When I was young, I often used to play Scrabble with my grandmother Win on my way home from school. (By which I mean her maisonette was on my route home, not that we played Scrabble on the bus.) Which probably helps account for the deep-rooted enjoyment I still get from weird and wonderful words, many decades later.
From way back then, my favourite English word has always been “svelte” (though “tergiversate” was nipping at its heels for a couple of weeks last year). The reason I particularly like svelte is that it’s (I’m struggling to describe) ‘productively onomatopoeic’, in that the slow ‘l’-sound in the middle makes it feels elegant (indeed svelte) on the tongue. Really, it’s a word with an unusual (but nicely matching) mouth feel, one that manages to stand out from a dictionary sized pack. With getting too synaesthetic on you, to me it’s a kind of David Gower four of a word, a left-handed ping that’s over the boundary before the fielders even notice it’s gone. Something can’t be half-svelte, it’s either got it or it hasn’t.
Svelte also brings right to the fore the mad ragtag heterogeneity of English, the arbitrary coupling together of chance encounters over the millennia. To some it sounds
Svedish Swedish (or perhaps a piece of stray Elvish?) but it’s actually a French word (svelte), from an Italian (svelto, “stretched out”), from Vulgar Latin (ex + vellere, i.e. to stretch + out).
(You might therefore suspect that it shares some kind of origin with “vellum” which is also stretched out, but the latter has its roots in “veal”, i.e. young calves: hence vellum is properly fine calfskin.)
Languages are like that: for all their modern apologists, academies, and syntactic niceties, they’re at heart accidental rather than designed. Esperanto and all the other modern conlangs are all very well, but a good part of the charm of real-world languages is the way stray and mongrel words hop in to fill the semantic gaps that inevitably open up as culture mutates and evolves. English obviously needed a word that expressed presence of svelteness in an object, why else would svelte have succeeded and persisted otherwise?
But (and isn’t there always a but in Cipher Mysteries)… where’s all that in the Voynich Manuscript’s language? Even if William Friedman was completely and utterly wrong about the Voynich’s being an artificial constructed language (which he was), I really can see exactly why he thought & believed that. For Voynichese words show such a strong family resemblance – a strongly interlinked productive grammar, if you will – that it almost precludes anything else. Whatever Voynichese is, there is definitely an artificiality to it, or at least an abundance of artifice. I suspect that anyone trying to map Voynichese onto a direct language base will almost inevitably find (to their eventual embarrassment) that it’s just too artificial to be workable: and that’s pretty much what Elizebeth Friedman concluded too.

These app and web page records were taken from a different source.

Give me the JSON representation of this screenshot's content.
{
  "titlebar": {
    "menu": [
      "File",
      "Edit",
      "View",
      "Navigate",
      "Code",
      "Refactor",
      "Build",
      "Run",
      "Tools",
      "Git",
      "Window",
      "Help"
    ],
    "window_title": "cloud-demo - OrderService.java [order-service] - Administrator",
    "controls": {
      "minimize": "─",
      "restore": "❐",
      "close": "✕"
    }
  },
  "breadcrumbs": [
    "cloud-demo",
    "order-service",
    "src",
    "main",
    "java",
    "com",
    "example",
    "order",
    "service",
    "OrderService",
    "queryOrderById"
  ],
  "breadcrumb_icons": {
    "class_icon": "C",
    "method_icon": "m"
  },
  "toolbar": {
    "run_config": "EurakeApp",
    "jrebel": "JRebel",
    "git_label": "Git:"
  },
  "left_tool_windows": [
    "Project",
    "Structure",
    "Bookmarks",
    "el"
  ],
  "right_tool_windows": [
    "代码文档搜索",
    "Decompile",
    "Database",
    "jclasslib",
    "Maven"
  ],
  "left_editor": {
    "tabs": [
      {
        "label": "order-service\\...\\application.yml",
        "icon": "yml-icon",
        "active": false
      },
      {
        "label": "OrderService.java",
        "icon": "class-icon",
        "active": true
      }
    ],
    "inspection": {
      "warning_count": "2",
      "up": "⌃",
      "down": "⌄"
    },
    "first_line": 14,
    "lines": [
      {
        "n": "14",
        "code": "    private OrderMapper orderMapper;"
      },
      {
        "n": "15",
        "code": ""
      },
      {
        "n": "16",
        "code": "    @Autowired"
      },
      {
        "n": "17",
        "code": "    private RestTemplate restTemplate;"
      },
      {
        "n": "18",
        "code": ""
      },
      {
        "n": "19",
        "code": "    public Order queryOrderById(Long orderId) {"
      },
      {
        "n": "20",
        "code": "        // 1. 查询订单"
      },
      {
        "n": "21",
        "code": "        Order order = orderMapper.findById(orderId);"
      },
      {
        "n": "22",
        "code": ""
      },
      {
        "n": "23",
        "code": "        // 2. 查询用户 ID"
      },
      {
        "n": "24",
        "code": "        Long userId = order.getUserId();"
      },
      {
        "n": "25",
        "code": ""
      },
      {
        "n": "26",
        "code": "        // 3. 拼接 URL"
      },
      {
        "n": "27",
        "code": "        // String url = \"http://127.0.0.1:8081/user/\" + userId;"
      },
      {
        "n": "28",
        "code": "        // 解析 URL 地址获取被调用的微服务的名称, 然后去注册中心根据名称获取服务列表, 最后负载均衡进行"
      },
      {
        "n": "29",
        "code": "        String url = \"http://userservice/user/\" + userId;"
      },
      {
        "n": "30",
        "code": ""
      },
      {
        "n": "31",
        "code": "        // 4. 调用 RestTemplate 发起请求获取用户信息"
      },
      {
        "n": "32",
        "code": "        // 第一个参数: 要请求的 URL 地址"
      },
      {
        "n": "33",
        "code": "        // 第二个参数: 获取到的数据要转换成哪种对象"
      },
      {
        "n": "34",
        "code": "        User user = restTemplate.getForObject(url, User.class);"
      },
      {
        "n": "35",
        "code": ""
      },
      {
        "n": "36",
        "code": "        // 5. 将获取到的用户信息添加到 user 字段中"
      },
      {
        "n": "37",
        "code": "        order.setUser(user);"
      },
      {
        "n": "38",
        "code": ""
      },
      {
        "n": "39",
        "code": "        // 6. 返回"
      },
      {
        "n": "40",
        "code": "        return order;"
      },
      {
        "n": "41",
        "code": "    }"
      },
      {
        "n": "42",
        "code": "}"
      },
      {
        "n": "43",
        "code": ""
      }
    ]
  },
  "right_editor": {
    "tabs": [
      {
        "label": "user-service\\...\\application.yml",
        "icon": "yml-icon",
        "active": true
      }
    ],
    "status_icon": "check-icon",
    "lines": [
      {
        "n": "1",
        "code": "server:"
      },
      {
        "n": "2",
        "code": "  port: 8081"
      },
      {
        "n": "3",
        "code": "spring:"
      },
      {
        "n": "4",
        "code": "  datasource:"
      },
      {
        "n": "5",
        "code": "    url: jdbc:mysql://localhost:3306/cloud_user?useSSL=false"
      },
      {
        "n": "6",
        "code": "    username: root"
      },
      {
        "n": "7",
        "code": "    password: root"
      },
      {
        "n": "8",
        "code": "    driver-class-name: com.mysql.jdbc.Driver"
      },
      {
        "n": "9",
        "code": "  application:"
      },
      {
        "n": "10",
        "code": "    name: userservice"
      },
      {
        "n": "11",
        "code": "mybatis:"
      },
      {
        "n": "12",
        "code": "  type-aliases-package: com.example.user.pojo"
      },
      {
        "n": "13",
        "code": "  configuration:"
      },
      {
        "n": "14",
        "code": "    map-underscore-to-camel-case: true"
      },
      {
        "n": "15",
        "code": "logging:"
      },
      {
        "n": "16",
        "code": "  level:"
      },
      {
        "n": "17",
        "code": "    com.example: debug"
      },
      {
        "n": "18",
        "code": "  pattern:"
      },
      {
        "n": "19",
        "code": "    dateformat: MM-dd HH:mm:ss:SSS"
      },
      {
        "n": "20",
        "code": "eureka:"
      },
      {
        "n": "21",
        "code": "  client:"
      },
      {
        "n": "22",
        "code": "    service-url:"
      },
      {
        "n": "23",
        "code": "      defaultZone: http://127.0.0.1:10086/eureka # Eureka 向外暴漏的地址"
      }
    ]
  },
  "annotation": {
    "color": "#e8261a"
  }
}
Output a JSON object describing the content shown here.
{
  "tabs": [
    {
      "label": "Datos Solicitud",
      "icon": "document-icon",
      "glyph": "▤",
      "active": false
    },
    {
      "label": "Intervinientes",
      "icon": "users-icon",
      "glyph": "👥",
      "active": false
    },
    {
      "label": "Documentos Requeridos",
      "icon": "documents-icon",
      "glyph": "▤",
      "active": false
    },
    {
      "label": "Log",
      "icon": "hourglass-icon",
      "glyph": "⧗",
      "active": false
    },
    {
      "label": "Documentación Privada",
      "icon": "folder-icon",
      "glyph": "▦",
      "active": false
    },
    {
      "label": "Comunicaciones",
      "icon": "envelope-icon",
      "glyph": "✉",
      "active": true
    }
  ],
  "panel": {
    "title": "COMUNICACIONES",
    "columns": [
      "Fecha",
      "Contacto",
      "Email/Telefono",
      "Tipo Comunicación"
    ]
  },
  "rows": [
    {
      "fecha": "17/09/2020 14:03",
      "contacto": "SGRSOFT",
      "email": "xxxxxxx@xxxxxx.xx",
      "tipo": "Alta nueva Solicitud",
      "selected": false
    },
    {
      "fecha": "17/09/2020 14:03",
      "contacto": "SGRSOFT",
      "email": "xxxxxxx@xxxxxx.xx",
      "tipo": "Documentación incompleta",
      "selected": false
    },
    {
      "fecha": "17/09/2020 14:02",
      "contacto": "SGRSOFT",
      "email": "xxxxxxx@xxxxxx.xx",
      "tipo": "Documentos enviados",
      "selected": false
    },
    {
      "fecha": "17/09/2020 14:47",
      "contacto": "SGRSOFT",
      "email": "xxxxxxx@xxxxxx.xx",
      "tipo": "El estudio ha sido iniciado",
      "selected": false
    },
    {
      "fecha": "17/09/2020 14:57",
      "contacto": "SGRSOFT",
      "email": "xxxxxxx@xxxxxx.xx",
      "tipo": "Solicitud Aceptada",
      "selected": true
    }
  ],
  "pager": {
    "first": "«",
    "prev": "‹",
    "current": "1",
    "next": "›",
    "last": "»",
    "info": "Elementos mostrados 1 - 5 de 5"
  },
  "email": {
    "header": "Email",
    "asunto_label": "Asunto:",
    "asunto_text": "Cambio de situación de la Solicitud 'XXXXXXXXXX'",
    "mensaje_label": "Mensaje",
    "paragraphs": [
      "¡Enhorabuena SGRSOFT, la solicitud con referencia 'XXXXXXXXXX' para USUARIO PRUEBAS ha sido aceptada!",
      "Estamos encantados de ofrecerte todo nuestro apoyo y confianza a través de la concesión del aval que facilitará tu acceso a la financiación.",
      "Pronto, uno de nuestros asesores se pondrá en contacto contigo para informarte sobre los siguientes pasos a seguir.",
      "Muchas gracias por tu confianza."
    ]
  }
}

So here’s your Voynich paradox for the day. I’m sure that there can be no “svelte” in the Voynichese ‘language’ as we see it, because the overwhelming majority of its words arise from a compact productive grammar quite unlike that of a real, heterogeneous, messy, accidental, historic language: and yet the look of Voynichese so resembles a language that it’s hard not to feel as though you’re perpetually a mini-dictionary away from just reading it.
Of course, for me the resolution of this paradox comes down to a well-chosen bunch of steganographic tricks (such as verbose cipher, shorthand, etc) that serve to conceal the plaintext in a misleading form… but you will no doubt have your own theories about how to slice through such a Gordian knot.